Unilever brand Axe partnered with the Netflix show “Sex Education” to initiate conversations around dating-related subjects that teen boys struggle with, the company revealed in a press release.
The campaign is driven by findings from a new Axe study, conducted by marketing research firm GfK, that found 47% of boys aged 14-24 in the U.S. have refrained from asking someone out due to a lack of confidence. Another 42% said they are more comfortable approaching potential dates on social media rather than in real life.
The brand is using Dr. Jean Milburn’s book, “Bringing Up Men,” as a source for content addressing how to overcoming dating issues. The company will run chapters from the book on Instagram, YouTube, Snapchat and AXE.com, releasing new content throughout the year. Each release will include difficult dating stories from real teens and use humor to lighten the mood. One of the “Sex Education” characters will introduce each topic and will share advice on how to overcome dating challenges.
Axe’s “Sex Education” push shows how the brand’s messaging continues to evolve away from traditional tropes around what constitutes masculinity, in this case to make a connection with young men who lack confidence in dating by promoting positive sex education.

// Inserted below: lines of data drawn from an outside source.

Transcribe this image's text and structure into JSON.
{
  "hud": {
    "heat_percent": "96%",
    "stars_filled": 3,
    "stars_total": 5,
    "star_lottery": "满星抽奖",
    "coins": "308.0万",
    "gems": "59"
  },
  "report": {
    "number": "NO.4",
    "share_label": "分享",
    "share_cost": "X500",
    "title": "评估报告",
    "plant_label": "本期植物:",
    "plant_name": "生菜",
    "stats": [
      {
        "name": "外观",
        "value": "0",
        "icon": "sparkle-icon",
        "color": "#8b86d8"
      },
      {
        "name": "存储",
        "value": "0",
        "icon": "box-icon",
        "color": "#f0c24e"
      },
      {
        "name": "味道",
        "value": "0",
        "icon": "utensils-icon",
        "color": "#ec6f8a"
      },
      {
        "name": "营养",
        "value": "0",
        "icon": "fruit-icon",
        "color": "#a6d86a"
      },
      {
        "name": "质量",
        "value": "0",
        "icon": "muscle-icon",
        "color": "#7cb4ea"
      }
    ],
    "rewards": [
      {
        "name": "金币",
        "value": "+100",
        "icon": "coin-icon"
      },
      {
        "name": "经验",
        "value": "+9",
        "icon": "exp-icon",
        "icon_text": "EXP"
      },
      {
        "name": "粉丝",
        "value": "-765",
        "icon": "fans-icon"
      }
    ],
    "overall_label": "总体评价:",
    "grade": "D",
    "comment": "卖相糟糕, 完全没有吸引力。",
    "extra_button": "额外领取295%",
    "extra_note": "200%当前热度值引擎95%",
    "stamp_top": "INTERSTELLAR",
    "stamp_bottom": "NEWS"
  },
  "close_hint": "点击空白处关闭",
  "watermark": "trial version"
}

Axe’s own research backs up the need for such an approach, and the brand joins a number of other consumer brands including Bonobos and Harry’s in targeting millennial and Gen Z male consumers with messaging that’s more relevant for cohorts with a reputation for embracing socially progressive attitudes toward gender stereotypes.
By reaching out to real life teens and surveying them on dating and sex, the company is making an effort to better understand the challenges its target demographic faces. In creating a more direct conversation around dating and sex, Axe has an opportunity to position itself as a valued resource for a delicate subject.
Season 2 of “Sex Education,” which tells the story of a socially awkward teen and his sex therapist mom, recently launched on Netflix. While the streaming platform is committed to not including ads in its programming, Axe is strategically riding the show’s popularity to start a discussion around its core themes. Netflix shows are popular among Gen Z, with 37% of teens’ daily online time spent on Netflix, per Piper Jaffray. The cross-channel approach of partnering with a Netflix show will help the brand expand its presence for its target audience, while releasing content throughout the year will support an ongoing conversation that could extend the campaign’s reach.
Instagram, Snapchat and Netflix are core sites that teens spend time with. Ninety percent of teens report using Instagram at least once a month, per Piper Jaffray, and 70% said they prefer brands to contact them about new products through the Facebook-owned platform. About half of teens prefer Snapchat as the channel to hear from brands.
The “Sex Education” effort follows Axe’s campaign last spring to promote wellness to men through the concept of “bathsculinity,” a noun defined by Axe as “qualities or attributes regarded as characteristic of young men who take pride in their appearance and feel confident in expressing their most attractive selves, inside and outside of the bathroom.”